There’s also this trailer, which both endorses same-sex parents and features the voice of Catbug from Bravest Warriors, so we might as well crown this film “King of All Things Good and Wonderful” right now.

Excitement Level: Sugar peas!!!

The Lego Movie


Nobody was expecting this to look surprisingly good less than me, I mean for crap’s sake it’s The Lego Movie, but damn if I don’t actually want to see this. Part of it’s because it comes courtesy of the masters of “Surprisingly good”, Phil Lord and Chris Miller, the duo that brought us Clone High, Cloudy with a Chance of Meatballs and 21 Jump Street.
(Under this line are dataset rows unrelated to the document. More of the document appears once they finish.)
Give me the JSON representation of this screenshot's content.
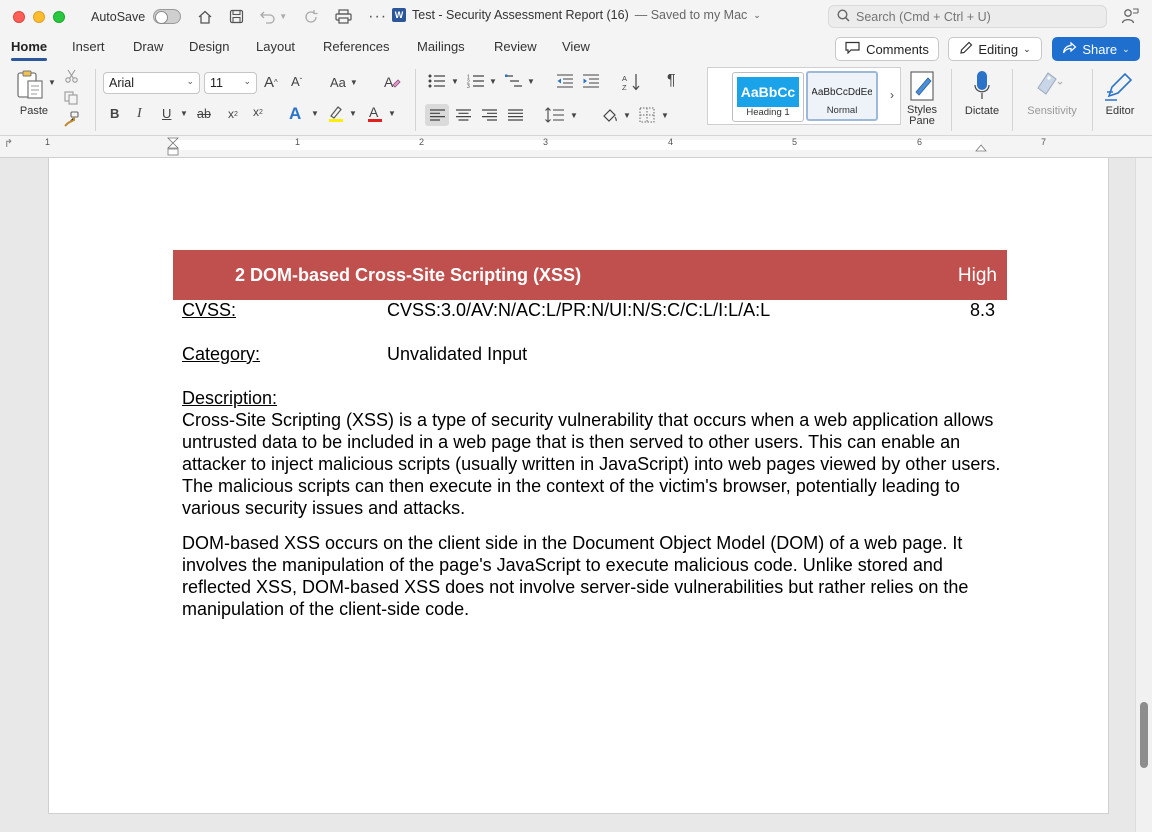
{
  "titlebar": {
    "autosave_label": "AutoSave",
    "doc_title": "Test - Security Assessment Report (16)",
    "saved_status": "— Saved to my Mac",
    "search_placeholder": "Search (Cmd + Ctrl + U)"
  },
  "tabs": [
    "Home",
    "Insert",
    "Draw",
    "Design",
    "Layout",
    "References",
    "Mailings",
    "Review",
    "View"
  ],
  "active_tab": "Home",
  "actions": {
    "comments": "Comments",
    "editing": "Editing",
    "share": "Share"
  },
  "ribbon": {
    "paste_label": "Paste",
    "font_name": "Arial",
    "font_size": "11",
    "styles": [
      {
        "preview": "AaBbCc",
        "name": "Heading 1"
      },
      {
        "preview": "AaBbCcDdEe",
        "name": "Normal"
      }
    ],
    "styles_pane_line1": "Styles",
    "styles_pane_line2": "Pane",
    "dictate_label": "Dictate",
    "sensitivity_label": "Sensitivity",
    "editor_label": "Editor",
    "bold": "B",
    "italic": "I",
    "underline": "U",
    "strike": "ab",
    "pilcrow": "¶"
  },
  "ruler_numbers": [
    "1",
    "1",
    "2",
    "3",
    "4",
    "5",
    "6",
    "7"
  ],
  "document": {
    "heading_title": "2 DOM-based Cross-Site Scripting (XSS)",
    "heading_severity": "High",
    "cvss_label": "CVSS:",
    "cvss_vector": "CVSS:3.0/AV:N/AC:L/PR:N/UI:N/S:C/C:L/I:L/A:L",
    "cvss_score": "8.3",
    "category_label": "Category:",
    "category_value": "Unvalidated Input",
    "description_label": "Description:",
    "description_p1": "Cross-Site Scripting (XSS) is a type of security vulnerability that occurs when a web application allows untrusted data to be included in a web page that is then served to other users. This can enable an attacker to inject malicious scripts (usually written in JavaScript) into web pages viewed by other users. The malicious scripts can then execute in the context of the victim's browser, potentially leading to various security issues and attacks.",
    "description_p2": "DOM-based XSS occurs on the client side in the Document Object Model (DOM) of a web page. It involves the manipulation of the page's JavaScript to execute malicious code. Unlike stored and reflected XSS, DOM-based XSS does not involve server-side vulnerabilities but rather relies on the manipulation of the client-side code."
  },
  "colors": {
    "heading_bar": "#c0504d",
    "share_button": "#1f6fce",
    "tab_underline": "#2b579a",
    "heading1_style": "#1aa3e8"
  }
}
But what took me aback more is the animation, which is apparently a blend of stop-motion and CGI, meant to make everything look as realistically like actual Lego figures as possible. All the textures and light effects look dead-on, if you’re the kind of absolute hopeless nerd who’s impressed by that kind of thing, right down to those stiff cloth capes that never, ever look right. There’s so much wonderful attention to detail on display just in the short trailer, like how when one character is supposed to be dramatically flipping her hair, it just swivels in place because it’s still a solid plastic piece, or how explosions and other effects are still made out of Lego bricks if you look closely.

Plus it has Nick Offerman in it, and it doesn’t matter what something is, the promise of Nick Offerman will have me running like Nick Offerman himself to a film role circa 2004

Excitement Level: It has Batman too, so pretty high